*WHAT IS REQUIRED*
Images are to be excluded from the copy, and the records below reproduced word for word.

*THE DATA*
=== Section Start ===

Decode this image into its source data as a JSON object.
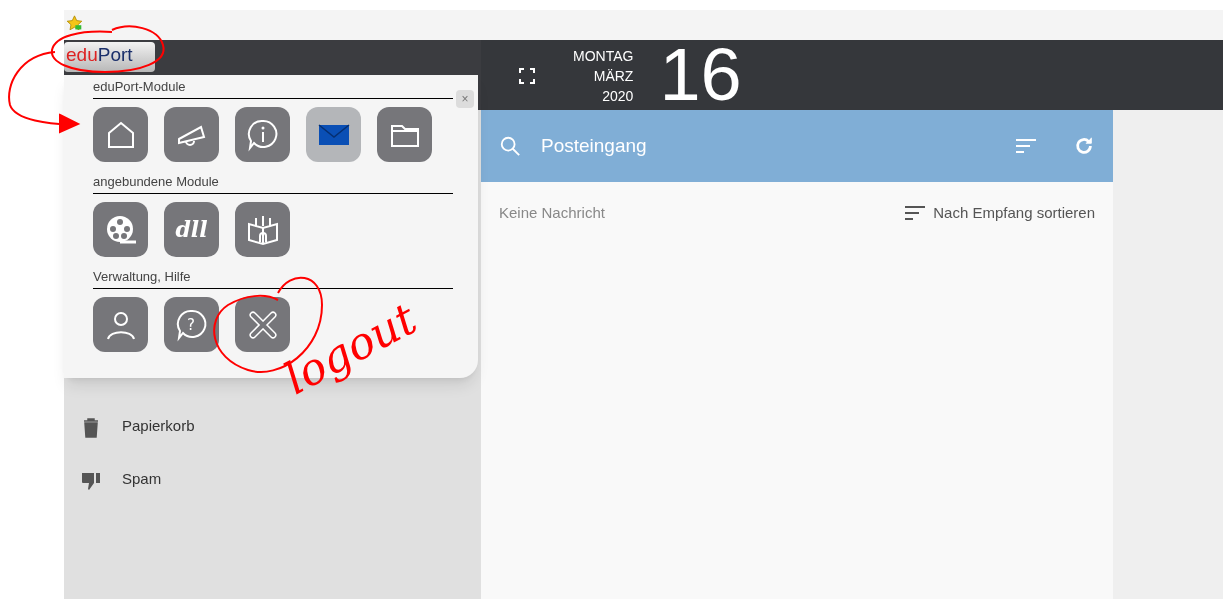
{
  "header": {
    "logo": {
      "prefix": "edu",
      "suffix": "Port"
    },
    "date": {
      "weekday": "MONTAG",
      "month": "MÄRZ",
      "year": "2020",
      "day": "16"
    }
  },
  "module_menu": {
    "sections": [
      {
        "title": "eduPort-Module",
        "tiles": [
          {
            "kind": "home",
            "selected": false
          },
          {
            "kind": "megaphone",
            "selected": false
          },
          {
            "kind": "info",
            "selected": false
          },
          {
            "kind": "mail",
            "selected": true
          },
          {
            "kind": "folder",
            "selected": false
          }
        ]
      },
      {
        "title": "angebundene Module",
        "tiles": [
          {
            "kind": "film",
            "selected": false
          },
          {
            "kind": "script",
            "label": "dll",
            "selected": false
          },
          {
            "kind": "building",
            "selected": false
          }
        ]
      },
      {
        "title": "Verwaltung, Hilfe",
        "tiles": [
          {
            "kind": "user",
            "selected": false
          },
          {
            "kind": "help",
            "label": "?",
            "selected": false
          },
          {
            "kind": "close",
            "selected": false
          }
        ]
      }
    ],
    "close_label": "×"
  },
  "sidebar": {
    "items": [
      {
        "kind": "trash",
        "label": "Papierkorb"
      },
      {
        "kind": "spam",
        "label": "Spam"
      }
    ]
  },
  "mail_header": {
    "title": "Posteingang"
  },
  "mail_list": {
    "empty_text": "Keine Nachricht",
    "sort_label": "Nach Empfang sortieren"
  },
  "annotation": {
    "text": "logout"
  }
}
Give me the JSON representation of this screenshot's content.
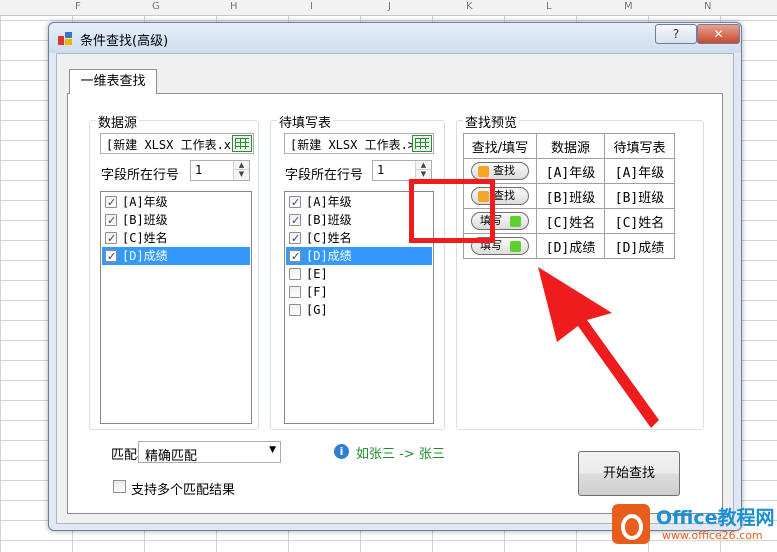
{
  "window": {
    "title": "条件查找(高级)",
    "help_label": "?",
    "close_label": "✕"
  },
  "tab": {
    "label": "一维表查找"
  },
  "source": {
    "group_label": "数据源",
    "file_value": "[新建 XLSX 工作表.x",
    "row_label": "字段所在行号",
    "row_value": "1",
    "items": [
      {
        "text": "[A]年级",
        "checked": true,
        "selected": false
      },
      {
        "text": "[B]班级",
        "checked": true,
        "selected": false
      },
      {
        "text": "[C]姓名",
        "checked": true,
        "selected": false
      },
      {
        "text": "[D]成绩",
        "checked": true,
        "selected": true
      }
    ]
  },
  "target": {
    "group_label": "待填写表",
    "file_value": "[新建 XLSX 工作表.>",
    "row_label": "字段所在行号",
    "row_value": "1",
    "items": [
      {
        "text": "[A]年级",
        "checked": true,
        "selected": false
      },
      {
        "text": "[B]班级",
        "checked": true,
        "selected": false
      },
      {
        "text": "[C]姓名",
        "checked": true,
        "selected": false
      },
      {
        "text": "[D]成绩",
        "checked": true,
        "selected": true
      },
      {
        "text": "[E]",
        "checked": false,
        "selected": false
      },
      {
        "text": "[F]",
        "checked": false,
        "selected": false
      },
      {
        "text": "[G]",
        "checked": false,
        "selected": false
      }
    ]
  },
  "preview": {
    "group_label": "查找预览",
    "headers": [
      "查找/填写",
      "数据源",
      "待填写表"
    ],
    "rows": [
      {
        "mode": "查找",
        "source": "[A]年级",
        "target": "[A]年级"
      },
      {
        "mode": "查找",
        "source": "[B]班级",
        "target": "[B]班级"
      },
      {
        "mode": "填写",
        "source": "[C]姓名",
        "target": "[C]姓名"
      },
      {
        "mode": "填写",
        "source": "[D]成绩",
        "target": "[D]成绩"
      }
    ]
  },
  "match": {
    "label": "匹配模式:",
    "value": "精确匹配",
    "hint": "如张三 -> 张三",
    "multi_label": "支持多个匹配结果",
    "multi_checked": false
  },
  "start_button": "开始查找",
  "sheet": {
    "columns": [
      "F",
      "G",
      "H",
      "I",
      "J",
      "K",
      "L",
      "M",
      "N"
    ]
  },
  "watermark": {
    "name": "Office教程网",
    "url": "www.office26.com"
  },
  "colors": {
    "highlight": "#ee1c1c",
    "selection": "#3399ff",
    "find_dot": "#f5a623",
    "fill_dot": "#5ed12d",
    "hint_text": "#1e8b2e"
  }
}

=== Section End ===

*ANSWER FOR THE TASK*
Decode this image into its source data as a JSON object.
{
  "header": {
    "logo": {
      "prefix": "edu",
      "suffix": "Port"
    },
    "date": {
      "weekday": "MONTAG",
      "month": "MÄRZ",
      "year": "2020",
      "day": "16"
    }
  },
  "module_menu": {
    "sections": [
      {
        "title": "eduPort-Module",
        "tiles": [
          {
            "kind": "home",
            "selected": false
          },
          {
            "kind": "megaphone",
            "selected": false
          },
          {
            "kind": "info",
            "selected": false
          },
          {
            "kind": "mail",
            "selected": true
          },
          {
            "kind": "folder",
            "selected": false
          }
        ]
      },
      {
        "title": "angebundene Module",
        "tiles": [
          {
            "kind": "film",
            "selected": false
          },
          {
            "kind": "script",
            "label": "dll",
            "selected": false
          },
          {
            "kind": "building",
            "selected": false
          }
        ]
      },
      {
        "title": "Verwaltung, Hilfe",
        "tiles": [
          {
            "kind": "user",
            "selected": false
          },
          {
            "kind": "help",
            "label": "?",
            "selected": false
          },
          {
            "kind": "close",
            "selected": false
          }
        ]
      }
    ],
    "close_label": "×"
  },
  "sidebar": {
    "items": [
      {
        "kind": "trash",
        "label": "Papierkorb"
      },
      {
        "kind": "spam",
        "label": "Spam"
      }
    ]
  },
  "mail_header": {
    "title": "Posteingang"
  },
  "mail_list": {
    "empty_text": "Keine Nachricht",
    "sort_label": "Nach Empfang sortieren"
  },
  "annotation": {
    "text": "logout"
  }
}
Give me the JSON representation of this screenshot's content.
{
  "window": {
    "title": "条件查找(高级)",
    "help_label": "?",
    "close_label": "✕"
  },
  "tab": {
    "label": "一维表查找"
  },
  "source": {
    "group_label": "数据源",
    "file_value": "[新建 XLSX 工作表.x",
    "row_label": "字段所在行号",
    "row_value": "1",
    "items": [
      {
        "text": "[A]年级",
        "checked": true,
        "selected": false
      },
      {
        "text": "[B]班级",
        "checked": true,
        "selected": false
      },
      {
        "text": "[C]姓名",
        "checked": true,
        "selected": false
      },
      {
        "text": "[D]成绩",
        "checked": true,
        "selected": true
      }
    ]
  },
  "target": {
    "group_label": "待填写表",
    "file_value": "[新建 XLSX 工作表.>",
    "row_label": "字段所在行号",
    "row_value": "1",
    "items": [
      {
        "text": "[A]年级",
        "checked": true,
        "selected": false
      },
      {
        "text": "[B]班级",
        "checked": true,
        "selected": false
      },
      {
        "text": "[C]姓名",
        "checked": true,
        "selected": false
      },
      {
        "text": "[D]成绩",
        "checked": true,
        "selected": true
      },
      {
        "text": "[E]",
        "checked": false,
        "selected": false
      },
      {
        "text": "[F]",
        "checked": false,
        "selected": false
      },
      {
        "text": "[G]",
        "checked": false,
        "selected": false
      }
    ]
  },
  "preview": {
    "group_label": "查找预览",
    "headers": [
      "查找/填写",
      "数据源",
      "待填写表"
    ],
    "rows": [
      {
        "mode": "查找",
        "source": "[A]年级",
        "target": "[A]年级"
      },
      {
        "mode": "查找",
        "source": "[B]班级",
        "target": "[B]班级"
      },
      {
        "mode": "填写",
        "source": "[C]姓名",
        "target": "[C]姓名"
      },
      {
        "mode": "填写",
        "source": "[D]成绩",
        "target": "[D]成绩"
      }
    ]
  },
  "match": {
    "label": "匹配模式:",
    "value": "精确匹配",
    "hint": "如张三 -> 张三",
    "multi_label": "支持多个匹配结果",
    "multi_checked": false
  },
  "start_button": "开始查找",
  "sheet": {
    "columns": [
      "F",
      "G",
      "H",
      "I",
      "J",
      "K",
      "L",
      "M",
      "N"
    ]
  },
  "watermark": {
    "name": "Office教程网",
    "url": "www.office26.com"
  },
  "colors": {
    "highlight": "#ee1c1c",
    "selection": "#3399ff",
    "find_dot": "#f5a623",
    "fill_dot": "#5ed12d",
    "hint_text": "#1e8b2e"
  }
}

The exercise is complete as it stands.